This study of the impact of entrepreneurship training and mentoring in Uganda evaluates a program which aims to help women entrepreneurs develop the skills they need to run thriving businesses. In addition to testing the overall impact of the program on participating entrepreneurs and the businesses with whom they compete or collaborate, the study will demonstrate the relative cost-effectiveness of intensive, personalized training versus a less intensive, standardized approach. The program will be advertised to female business owners in urban Central Uganda. As the training is expected to be oversubscribed, entrepreneurs who meet basic eligibility criteria will be randomly assigned to receive high-intensity personalized training, low-intensity standardized training, or no training (the comparison group). The randomized design allows systematic differences in outcomes to be attributed to differences between the treatment and control groups, and thus allow researchers to learn more about the impact of business skills training on profits, business size, and other outcomes for female entrepreneurs.

Policy Issue 

Small and medium enterprises (SMEs) are often viewed as potential engines for innovation, employment, and social mobility, and promoted as vehicles for economic growth.  In many developing countries, SMEs make up a particularly large part of the economy, yet data suggest that very few grow into larger businesses. If SMEs have such growth potential, what prevents them from expanding?

Human capital constraints may be key, especially if having adequate managerial skills in place is a prerequisite for accessing other resources, such as financial services.

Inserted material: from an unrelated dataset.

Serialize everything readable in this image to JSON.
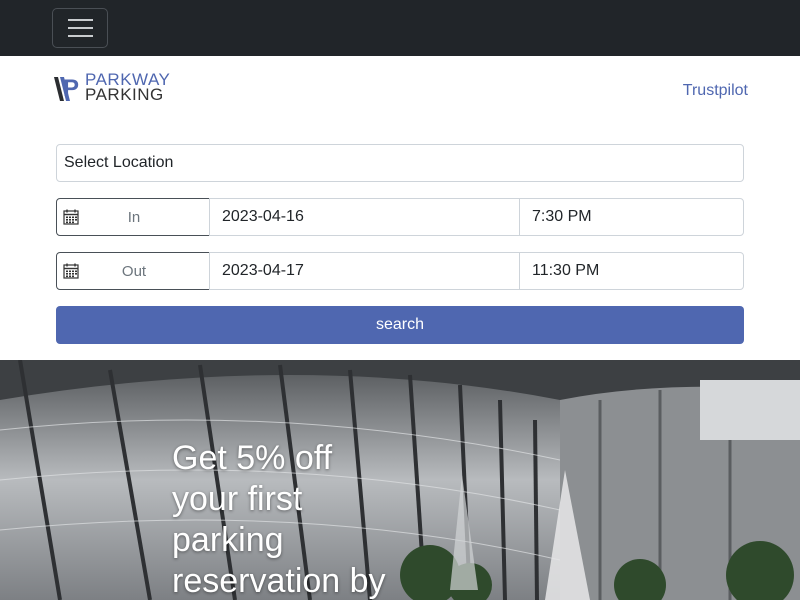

Many “business development services” and “entrepreneurship training” programs target SMEs in developing countries, but there is almost no systematic evidence on the effectiveness of such programs.  This project evaluates a training and mentoring program in Uganda aimed at helping female entrepreneurs develop the skills they need to run thriving businesses. The objective of the evaluation is to measure the impact of an increase in “managerial human capital” on business outcomes for entrepreneurs who receive training, as well as the spillover impact of such an intervention on competing and collaborating businesses. It also compares the relative cost-effectiveness of skill transfer through a more personalized, time- and resource-intensive training approach, versus a standardized, less intensive one.

Context of the Evaluation 

TechnoServe, an international non-profit business development organization, implements a business training program called Women Mean Business (WMB) in four cities in Central Uganda—Kampala, Entebbe, Jinja and Mukono. Since 2008, almost 600 women have received business skills training through the WMB program. A market survey of SMEs in these four cities, conducted by IPA, revealed that approximately 54% of all businesses interviewed were owned or managed by women.  However, owners of small businesses – and especially female entrepreneurs – may lack management skills and information about how to access financial services and other resources, limiting their ability to improve and grow their businesses. For example, although women own nearly 40% of businesses with registered premises, they obtain only 9% of all credit disbursed.1 The WMB program aims to provide female entrepreneurs with tools and training to better manage and grow their businesses.

Details of the Intervention 

Eligible entrepreneurs will be randomly assigned to one of three groups: In Depth training, Light Touch training, or a comparison group. Program activities for both tracks will take place over the course of a year, and will be implemented by TechnoServe staff or outside consultants and mentors trained and supervised by TechnoServe.

In the first year of the program, Light Touch track participants attend classroom training sessions on topics such as financial management, sales/marketing, customer relations and human resource management. Each topic will be covered in a two-day training session, with one session each month. Participants will also be placed in sector working groups (e.g. manufacturing, retail, services), which will meet for additional, targeted training lessons and field activities. In the second year of the program, refresher training sessions will be held to provide more clarity on the topics and address any specific issues faced by the participating businesses. Finally, Light Touch participants will receive individual visits from a TechnoServe counselor to discuss any business-specific challenges they face.

Women in the In Depth track will receive all of the services offered to the Light Touch group, and in addition, will be matched with student coaches selected from local business schools. These coaches will work with the women for eight weeks in the first year of the program to develop a five year business plan. In the second year, the women will be matched one-on-one with mentors, who they will work with over three months to implement the business plan and adopt the lessons from the various training activities. 

Before the start of the WMB program, a baseline survey will gather information on each business's operations, products and sales, employment, and finances, as well as background information on the owner/manager. Eight to twelve rolling follow-ups surveys will be conducted over the course of two years to gather data on business performance during and after the one-year WMB training program. A final endline survey will be conducted two years after the baseline survey and one year after the WMB program ends.

Results and Policy Lessons 

Results forthcoming.

Sources

Ellis, Amanda, Claire Manuel, and C. Mark Blackden, “ Gender and Economic Growth in Uganda: Unleashing the Power of Women,” Directions in Development 2006.